This D-Day Veterans In Trucking Is Remembering those on the frontlines of freeing the world from tyranny and oppression. We wanted our audience to hear from the Allied Heroes in their words:
Capt. George Montgomery, with the 82nd Airborne, wrote about his D-Day experiences to his fiancée Arline:
My chute was on fire from tracer bullets when I landed — right in front of a machine gun emplacement. I cut out of my harness & crawled for a couple of hours with bullets whistling past my ears, coming from seemingly every direction….
We have had mail brought to us twice and have been permitted to write twice. Both mail calls brought me letters from you Arline — & I could have wept with joy & relief to hear from you & that you were still of a mind to be Mrs. G. Montgomery one of these days.
- Montgomery returned home to Iowa after the war and married Arline in 1946.
Shortly before D-Day, 2nd Lt. Jack Lundberg Wrote A Good Bye Letter to His Parents telling them that the fight is worth the sacrifice for the United States:
Now that I am actually here, I see that the chances of my returning to all of you are quite slim, therefore I want to write this letter now while I am yet able.
I want you to know how much I love each of you. You mean everything to me, and it is the realization of your love that gives me the courage to continue…. I have requested that this letter be forwarded only in the event I do not return.
You have had many times more than your share of illness and deaths in the family — still you have continued to exemplify what true parents should.

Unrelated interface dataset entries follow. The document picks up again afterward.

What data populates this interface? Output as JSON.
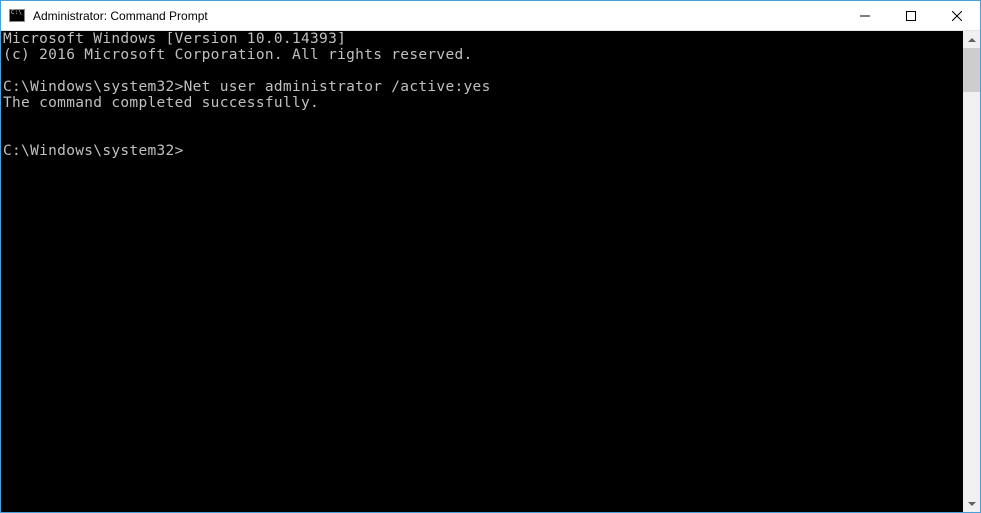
{
  "window": {
    "title": "Administrator: Command Prompt"
  },
  "terminal": {
    "lines": [
      "Microsoft Windows [Version 10.0.14393]",
      "(c) 2016 Microsoft Corporation. All rights reserved.",
      "",
      "C:\\Windows\\system32>Net user administrator /active:yes",
      "The command completed successfully.",
      "",
      "",
      "C:\\Windows\\system32>"
    ]
  }
}
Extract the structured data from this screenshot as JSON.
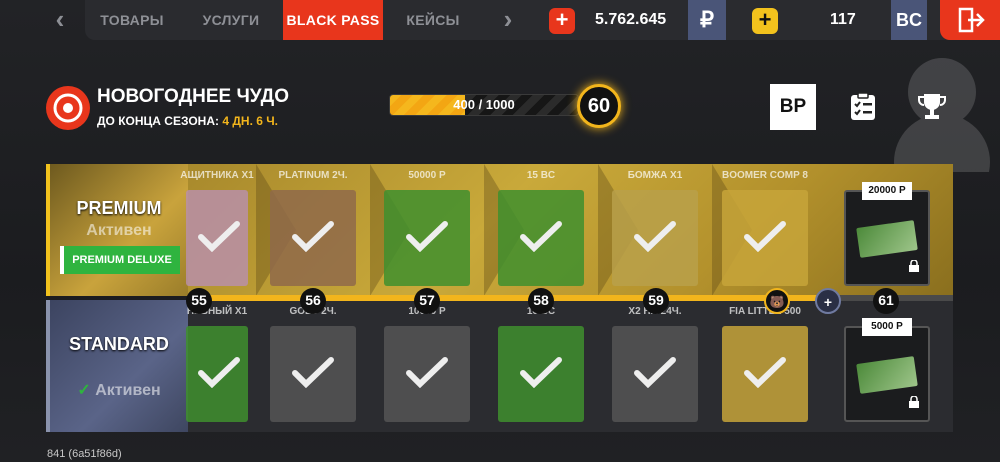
{
  "topbar": {
    "tabs": [
      "ТОВАРЫ",
      "УСЛУГИ",
      "BLACK PASS",
      "КЕЙСЫ"
    ],
    "active_tab": "BLACK PASS",
    "rub_value": "5.762.645",
    "rub_symbol": "₽",
    "bc_value": "117",
    "bc_label": "BC"
  },
  "season": {
    "title": "НОВОГОДНЕЕ ЧУДО",
    "ends_prefix": "ДО КОНЦА СЕЗОНА:",
    "ends_time": "4 ДН. 6 Ч.",
    "progress_text": "400 / 1000",
    "progress_fraction": 0.4,
    "level": "60",
    "bp_label": "BP"
  },
  "passes": {
    "premium": {
      "name": "PREMIUM",
      "status": "Активен",
      "deluxe": "PREMIUM DELUXE"
    },
    "standard": {
      "name": "STANDARD",
      "status": "Активен"
    }
  },
  "levels": [
    "55",
    "56",
    "57",
    "58",
    "59",
    "",
    "",
    "61"
  ],
  "premium_items": [
    {
      "label": "АЩИТНИКА X1",
      "claimed": true
    },
    {
      "label": "PLATINUM 2Ч.",
      "claimed": true
    },
    {
      "label": "50000 Р",
      "claimed": true
    },
    {
      "label": "15 BC",
      "claimed": true
    },
    {
      "label": "БОМЖА X1",
      "claimed": true
    },
    {
      "label": "BOOMER COMP 8",
      "claimed": true
    },
    {
      "label": "20000 Р",
      "claimed": false
    }
  ],
  "standard_items": [
    {
      "label": "НЕВНЫЙ X1",
      "claimed": true
    },
    {
      "label": "GOLD 2Ч.",
      "claimed": true
    },
    {
      "label": "10000 Р",
      "claimed": true
    },
    {
      "label": "10 BC",
      "claimed": true
    },
    {
      "label": "X2 НА 24Ч.",
      "claimed": true
    },
    {
      "label": "FIA LITTLE 500",
      "claimed": true
    },
    {
      "label": "5000 Р",
      "claimed": false
    }
  ],
  "build_info": "841 (6a51f86d)",
  "colors": {
    "accent": "#e8361c",
    "gold": "#f2b51c",
    "green": "#2fb43f"
  }
}
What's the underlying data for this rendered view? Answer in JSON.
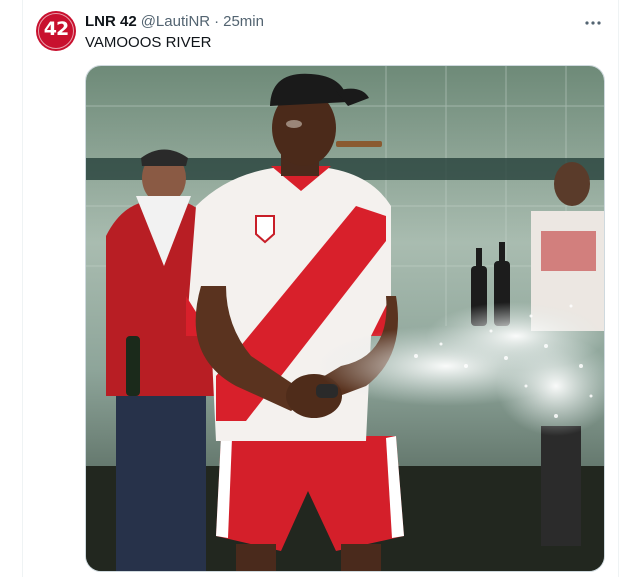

I am sorry to add to your grief — but at all times, realize that my thoughts are of you constantly and that I feel that in some small way I am helping to bring this wasteful war to a conclusion. We of the United States have something to fight for — never more fully have I realized that. There just is no other country with comparable wealth, advancement, or standard of living. The U.S.A. is worth a sacrifice! Remember always that I love you each most fervently and I am proud of you. Consider Mary, my wife, as having taken my place in the family circle and watch over each other.
Love to my family, Jack
- Two and a half weeks after D-Day, Lundberg was the lead navigator on a B-17 flying over Abbeville, France, that was hit by German anti-aircraft fire, burst into flames and crashed. Lundberg was killed.
P-47 pilot Capt. George Rarey found out before D-Day that he was a father, and wrote this letter:
Junie!… Got back from a mission at 4 o’clock this afternoon & … what did I see? The Deacon waving at me as I walked up the road to the shack. A small yellow envelope — I thought it was a little early, but I quit breathing completely until the wonderful news unfolded — A Son! Darling, Junie! … I’m so proud of you, I’m beside myself….
Junie, if this letter makes no sense forget it — I’m sort of delirious. This iron hut looks like a castle — I’m a father. I have a son!
- Rarey’s P-47 was shot down a couple weeks after D-Day while supporting ground troops. He died without seeing his son.